The unexpected death of Congressman Alan Nunnelee has thrown the Mississippi GOP into scramble mode as they struggle to find a replacement.  Under Mississippi law special elections are non-partisan affairs which means in a crowded field a Democratic could hypothetically act and behave like a Republican.  The GOP’s saving grace is that a run-off would occur if no candidate hits the 50% mark.

The district is solidly Republican, taking in Desoto County and formerly Democratic Northern Mississippi but it represents to very different wings of the party.  Many voters in Desoto County live in the Memphis suburbs and while they affiliate with Mississippi they have a different political culture. Desoto County Republicans tend to be the hardline Tea Party and libertarian type.  Voters in much of the rest of the district are traditionally Democratic but have been increasingly drawn to the GOP on fiscal and cultural issues.

Such a divide can be illustrated by two cases.  The first, illustrated by Stu Rothenburg can be viewed here.  The second case is more recent and involves the 2014 Mississippi Senate primary and run-off between Thad Cochran and Chris McDaniels.

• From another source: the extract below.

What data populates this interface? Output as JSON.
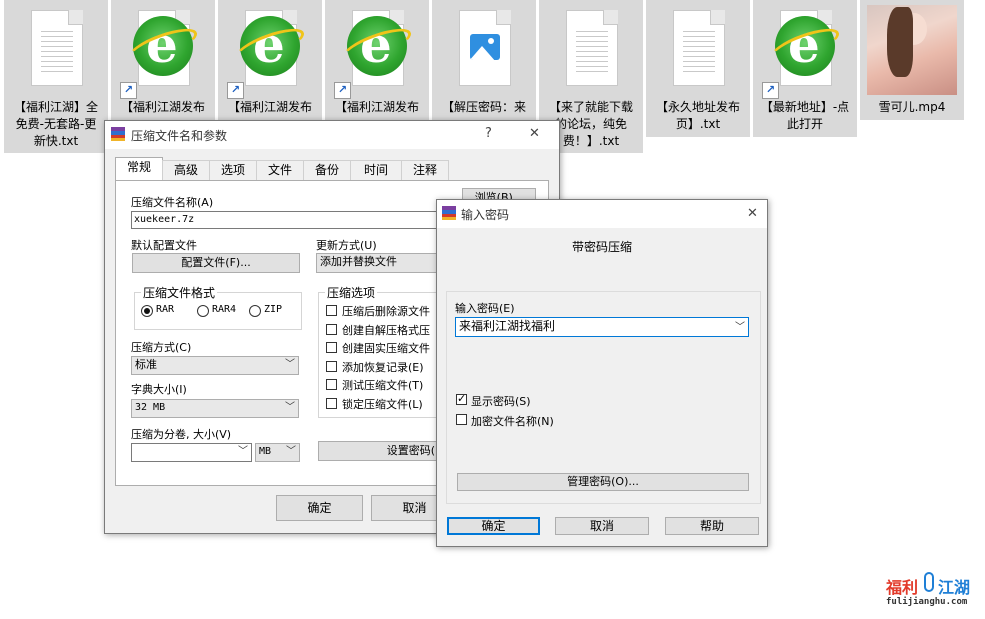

Thad Cochran has long represented the traditional Mississippi GOP, fiscally and culturally conservative but also “getting mine.”  McDaniel’s style was more confrontational and direct.  In the initial primary where McDaniels won statewide he only managed to win the 1st district’s vote total but he did so because he carried 62% of Desoto County’s 9,300 votes.  He lost the majority of counties in the district.  In the run-off McDaniel increased his margin in Desoto County to 69% out of over 18,000 votes.  But reflective of the district GOP’s divide and Cochran’s strength he ran strong in Tupelo and culturally conservative and rural areas in the district and statewide.

This gives Democrats their opening.  Find a conservative candidate with appeal to the district can exploit the GOP’s divide, especially if Republicans split along Tea Party vs. traditional Republican lines.  But this is easier said than done.

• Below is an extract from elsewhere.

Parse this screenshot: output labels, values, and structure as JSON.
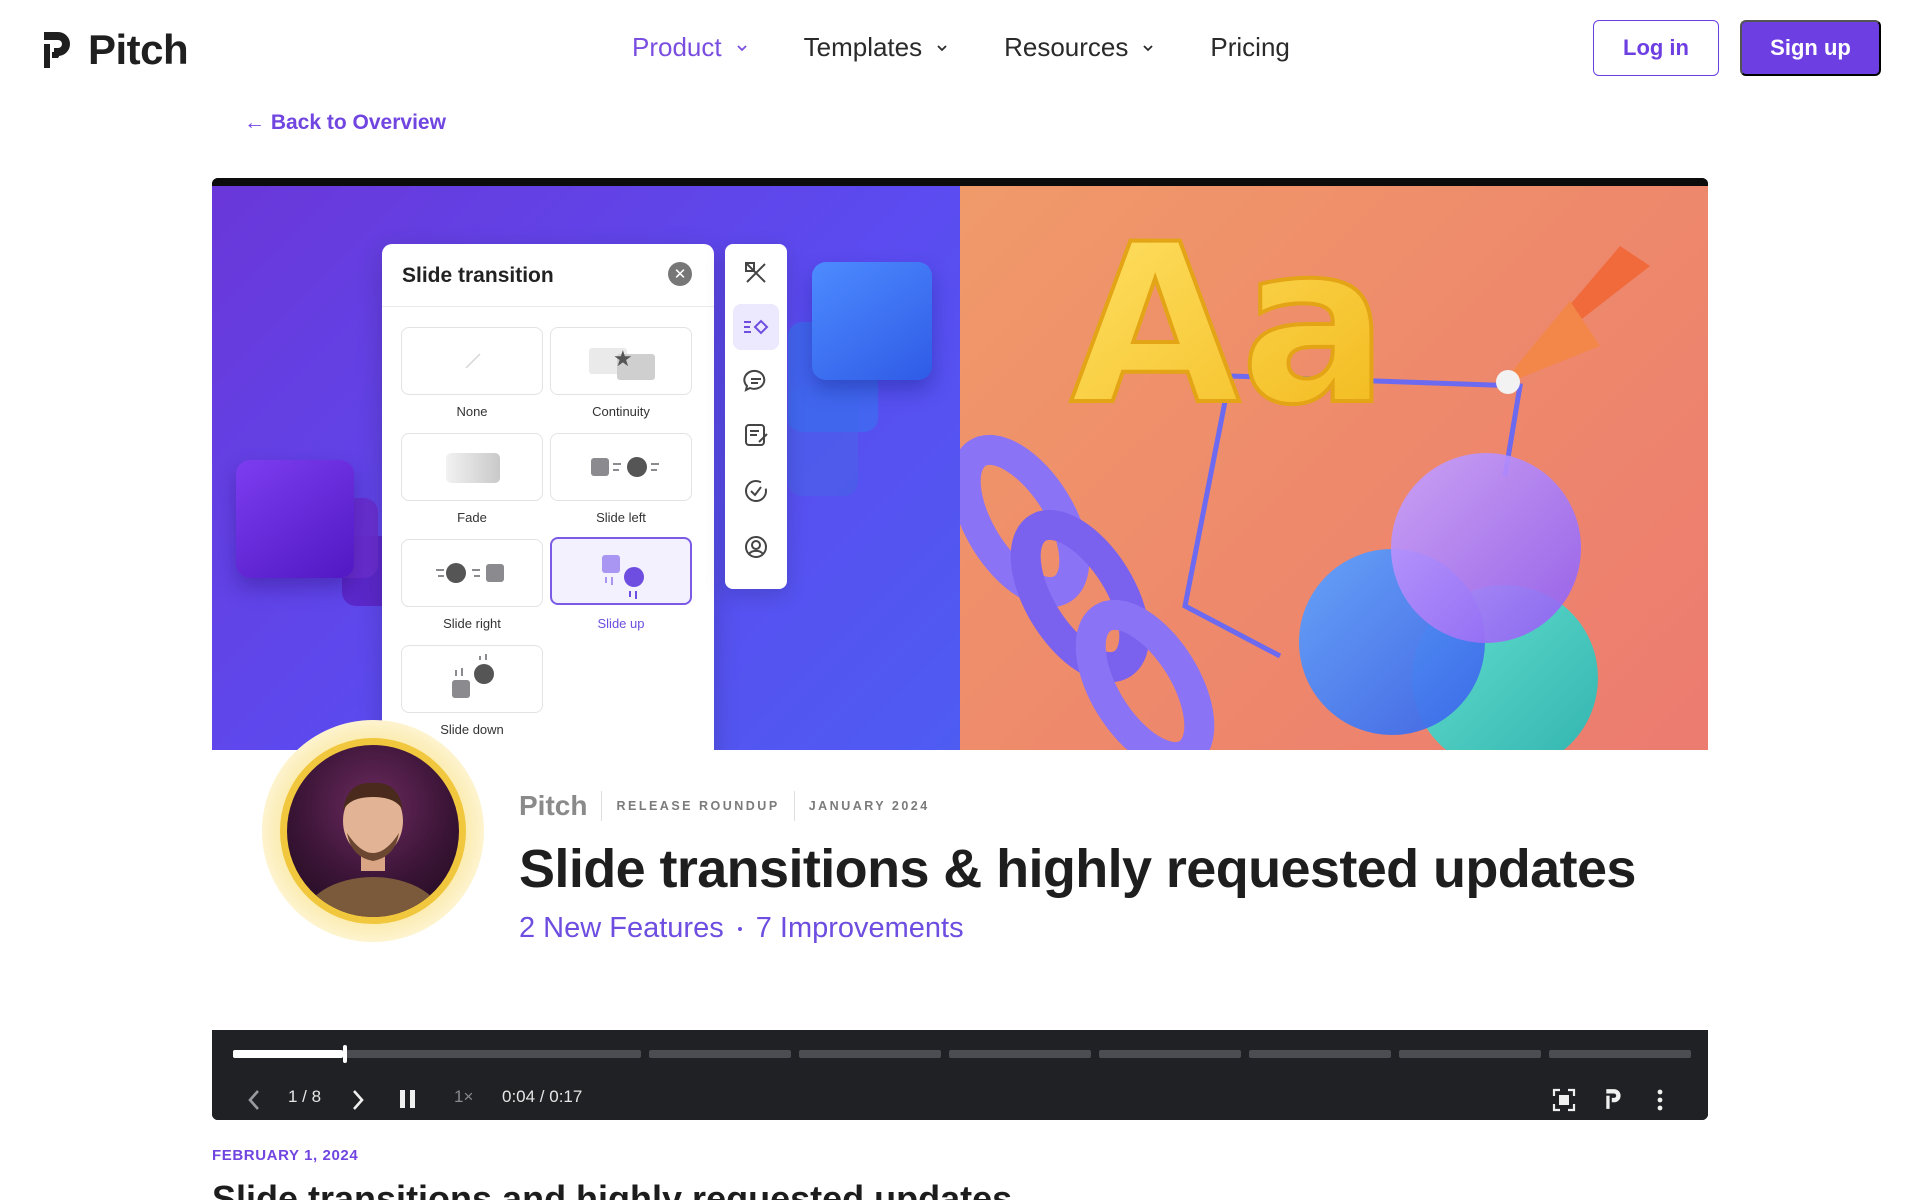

Since the last time Democrats were able to exploit GOP divisions in the state in 08 partisan polarization has dramatically increased.  Consider that between 2009 and 2010 almost half of the South’s majority-white seats had Democratic representation.  Following 2010 and 2012 that number had shrunk to one and John Barrow’s defeat in 2014 means there are more black Republicans than white Democrats in the Deep South.

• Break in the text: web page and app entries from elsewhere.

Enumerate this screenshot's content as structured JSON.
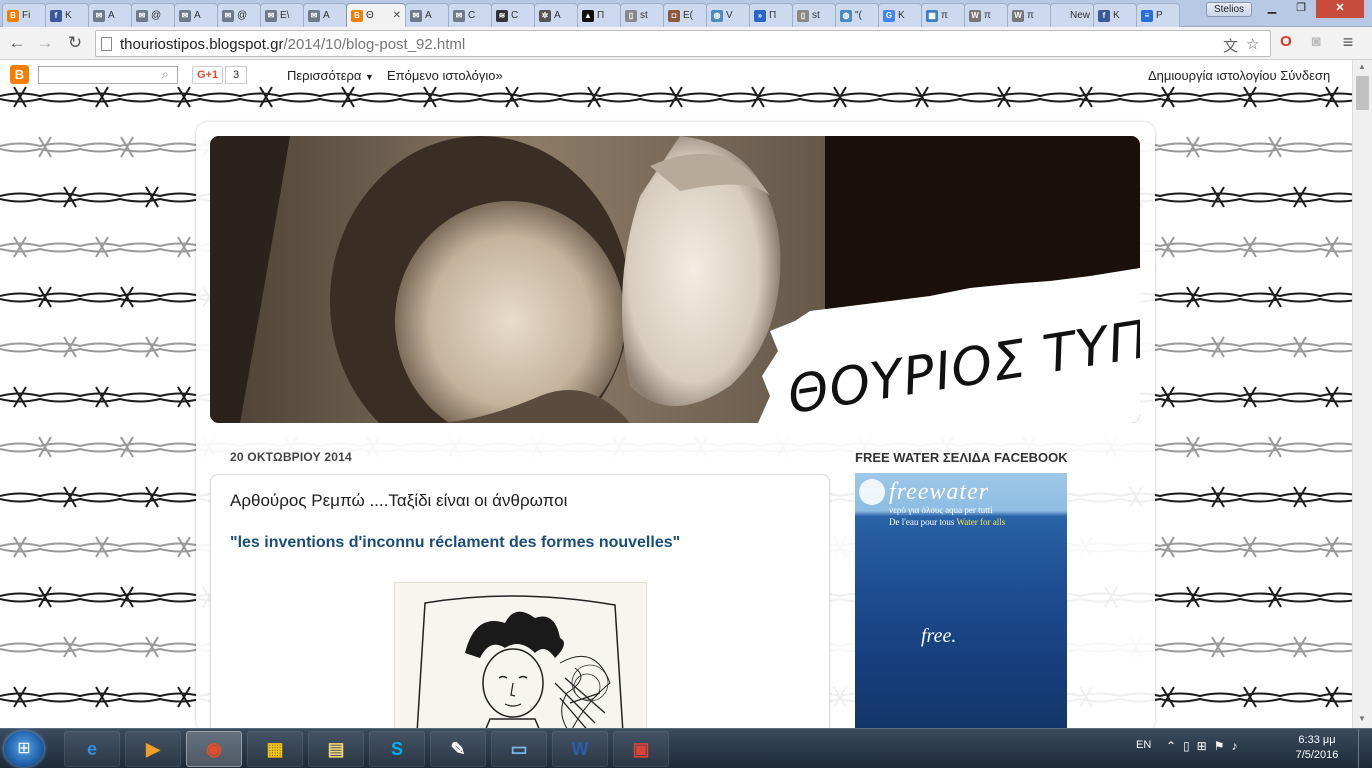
{
  "browser": {
    "tabs": [
      {
        "label": "Fi",
        "icon": "blogger-icon"
      },
      {
        "label": "K",
        "icon": "facebook-icon"
      },
      {
        "label": "A",
        "icon": "mail-icon"
      },
      {
        "label": "@",
        "icon": "mail-icon"
      },
      {
        "label": "A",
        "icon": "mail-icon"
      },
      {
        "label": "@",
        "icon": "mail-icon"
      },
      {
        "label": "E\\",
        "icon": "mail-icon"
      },
      {
        "label": "A",
        "icon": "mail-icon"
      },
      {
        "label": "Θ",
        "icon": "blogger-icon",
        "active": true
      },
      {
        "label": "A",
        "icon": "mail-icon"
      },
      {
        "label": "C",
        "icon": "mail-icon"
      },
      {
        "label": "C",
        "icon": "radio-icon"
      },
      {
        "label": "A",
        "icon": "gear-icon"
      },
      {
        "label": "Π",
        "icon": "triangle-icon"
      },
      {
        "label": "st",
        "icon": "doc-icon"
      },
      {
        "label": "E(",
        "icon": "photo-icon"
      },
      {
        "label": "V",
        "icon": "globe-icon"
      },
      {
        "label": "Π",
        "icon": "arrows-icon"
      },
      {
        "label": "st",
        "icon": "doc-icon"
      },
      {
        "label": "\"(",
        "icon": "globe-icon"
      },
      {
        "label": "K",
        "icon": "google-icon"
      },
      {
        "label": "π",
        "icon": "image-icon"
      },
      {
        "label": "π",
        "icon": "wikipedia-icon"
      },
      {
        "label": "π",
        "icon": "wikipedia-icon"
      },
      {
        "label": "New",
        "icon": "none"
      },
      {
        "label": "K",
        "icon": "facebook-icon"
      },
      {
        "label": "P",
        "icon": "flag-icon"
      }
    ],
    "active_tab_close": "✕",
    "user_name": "Stelios",
    "url_host": "thouriostipos.blogspot.gr",
    "url_path": "/2014/10/blog-post_92.html"
  },
  "blogger_nav": {
    "gplus_label": "G+1",
    "gplus_count": "3",
    "more_label": "Περισσότερα",
    "next_blog_label": "Επόμενο ιστολόγιο»",
    "create_signin_label": "Δημιουργία ιστολογίου   Σύνδεση"
  },
  "header": {
    "blog_title": "ΘΟΥΡΙΟΣ ΤΥΠΟΣ"
  },
  "post": {
    "date": "20 ΟΚΤΩΒΡΙΟΥ 2014",
    "title": "Αρθούρος Ρεμπώ ....Ταξίδι είναι οι άνθρωποι",
    "quote": "\"les inventions d'inconnu réclament des formes nouvelles\""
  },
  "sidebar": {
    "widget_title": "FREE WATER ΣΕΛΙΔΑ FACEBOOK",
    "banner": {
      "brand": "freewater",
      "line1": "νερό για όλους aqua per tutti",
      "line2_white": "De l'eau pour tous ",
      "line2_yellow": "Water for alls",
      "tagline": "free."
    }
  },
  "taskbar": {
    "apps": [
      {
        "name": "internet-explorer",
        "glyph": "e",
        "color": "#2f8fe0"
      },
      {
        "name": "media-player",
        "glyph": "▶",
        "color": "#f0a020"
      },
      {
        "name": "chrome",
        "glyph": "◉",
        "color": "#e44d26",
        "active": true
      },
      {
        "name": "tiles-app",
        "glyph": "▦",
        "color": "#f0c419"
      },
      {
        "name": "file-explorer",
        "glyph": "▤",
        "color": "#f3d27a"
      },
      {
        "name": "skype",
        "glyph": "S",
        "color": "#00aff0"
      },
      {
        "name": "paint",
        "glyph": "✎",
        "color": "#ffffff"
      },
      {
        "name": "photo-viewer",
        "glyph": "▭",
        "color": "#79b6e8"
      },
      {
        "name": "word",
        "glyph": "W",
        "color": "#2b5fad"
      },
      {
        "name": "picture-app",
        "glyph": "▣",
        "color": "#d9443a"
      }
    ],
    "lang": "EN",
    "time": "6:33 μμ",
    "date": "7/5/2016"
  }
}
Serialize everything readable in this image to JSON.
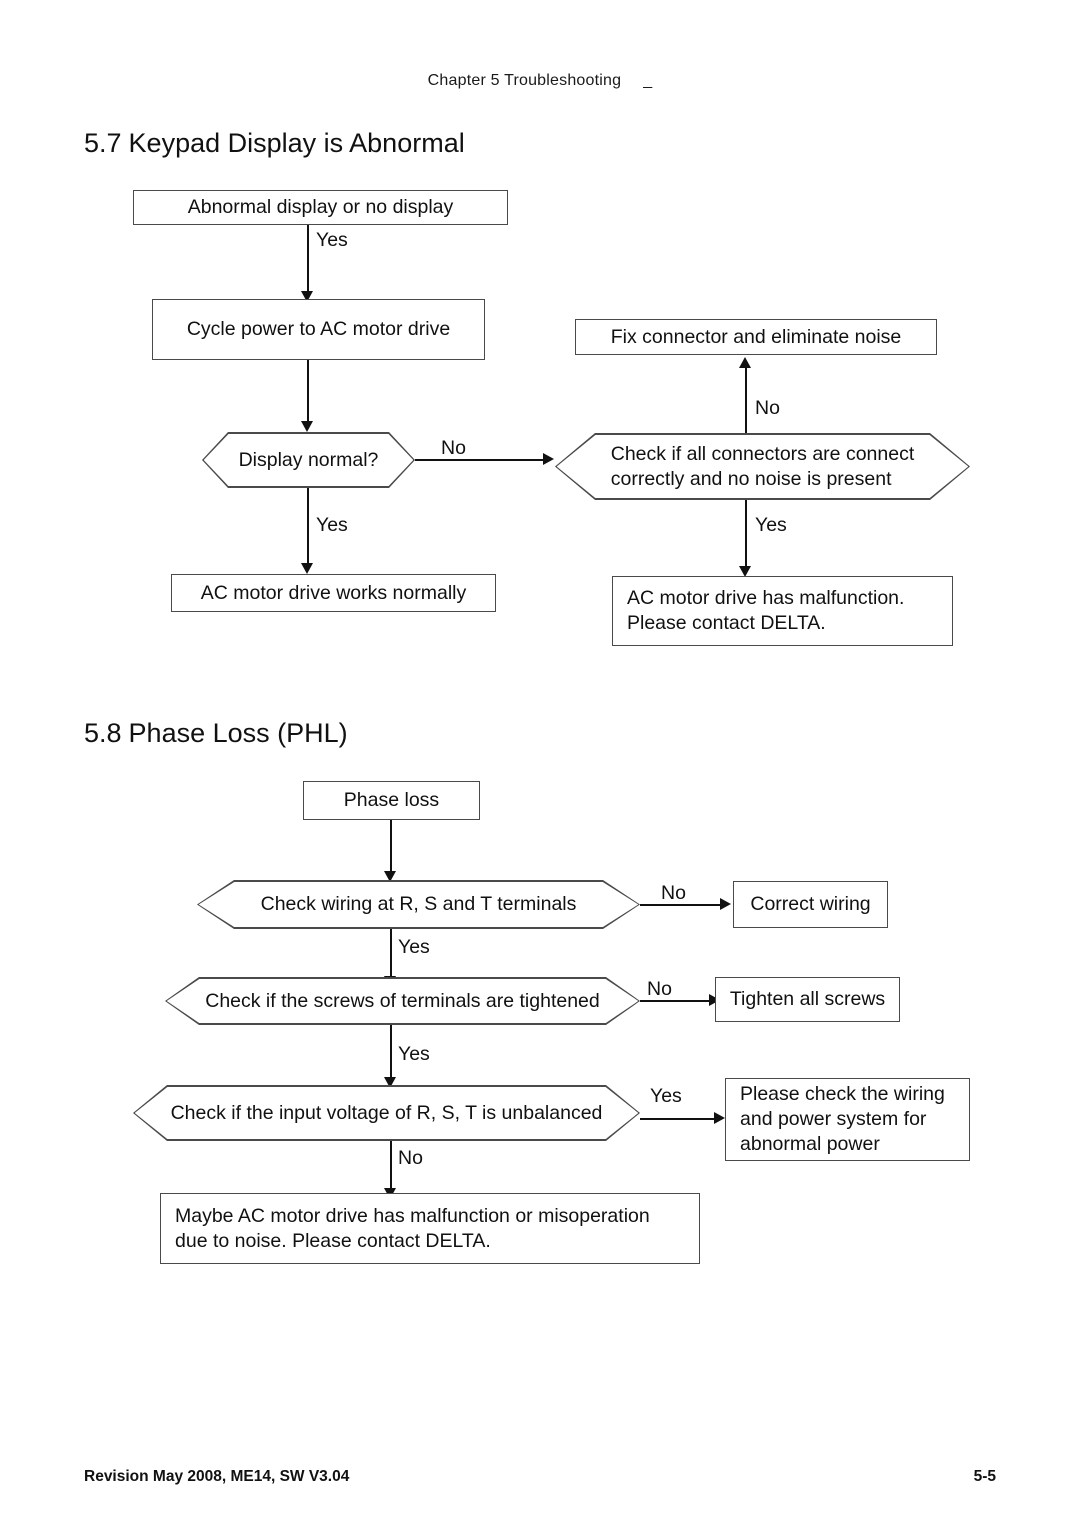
{
  "page": {
    "header": {
      "chapter": "Chapter 5 Troubleshooting",
      "mark": "_"
    },
    "footer": {
      "revision": "Revision May 2008, ME14, SW V3.04",
      "page_number": "5-5"
    }
  },
  "sections": [
    {
      "number": "5.7",
      "title": "Keypad Display is Abnormal",
      "flowchart": {
        "nodes": {
          "start": "Abnormal display or no display",
          "cycle_power": "Cycle power to AC motor drive",
          "display_normal": "Display normal?",
          "works_normally": "AC motor drive works normally",
          "fix_connector": "Fix connector and eliminate noise",
          "check_connectors_line1": "Check if all connectors are connect",
          "check_connectors_line2": "correctly and no noise is present",
          "malfunction_line1": "AC motor drive has malfunction.",
          "malfunction_line2": "Please contact DELTA."
        },
        "edges": {
          "start_to_cycle": "Yes",
          "display_no": "No",
          "display_yes": "Yes",
          "connectors_no": "No",
          "connectors_yes": "Yes"
        }
      }
    },
    {
      "number": "5.8",
      "title": "Phase Loss (PHL)",
      "flowchart": {
        "nodes": {
          "start": "Phase loss",
          "check_wiring": "Check wiring at R, S and T terminals",
          "correct_wiring": "Correct wiring",
          "check_screws": "Check if the screws of terminals are tightened",
          "tighten_screws": "Tighten all screws",
          "check_voltage": "Check if the input voltage of R, S, T is unbalanced",
          "check_power_line1": "Please check the wiring",
          "check_power_line2": "and power system for",
          "check_power_line3": "abnormal power",
          "maybe_malfunction_line1": "Maybe AC motor drive has malfunction or misoperation",
          "maybe_malfunction_line2": "due to noise. Please contact DELTA."
        },
        "edges": {
          "wiring_no": "No",
          "wiring_yes": "Yes",
          "screws_no": "No",
          "screws_yes": "Yes",
          "voltage_yes": "Yes",
          "voltage_no": "No"
        }
      }
    }
  ]
}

The line a Democrat would have to walk to not just win a non-partisan special election but a partisan general election is incredibly thin.  Travis Childers won an open seat race in 08 on the back of increased black turnout and a weak GOP opponent.  Notably, Childers won every county in the district short of Desoto.  But in 2010, when black turnout dropped and whites turned against Democrats Childers lost by 15% to Alan Nunnelee who united the wings of the GOP around a platform of “anybody but a Democrat.”

Keep in mind 2010 was before we have had the last three years of gridlock, culture wars and the like as well.  Plus, as mentioned above, at least there were still some white Southern Democrats left. For a Democrat to win this district everything, and I mean everything would have to go right to replicate Childer’s success.

First, they would have to be lucky enough to face a weak general election Republican (in an expected run-off).  Second, they would need this Republican to alienate one of the two wings of the party.  Thirdly, they would need to be able to distance themselves from the national Democratic brand and President, something increasingly difficult today in federally polarized races.

It might still be all for naught if the state has permanently turned away from any Democrat.  Case in point, 2014.  Despite Cochran winning a divided primary run-off he still managed to beat Childers handily statewide.  Childers only won three counties in his old district and lost the state by over 20%.

Democrats should obviously try to win the district if for no other reason than they could get lucky.  But all the factors would be stacked against them.  Much as Democrats have done with NY 10 (a more winnable special election) the party is unlikely to invest much in the race and that would spell certain doom for a Democrat even in a Republican divided district.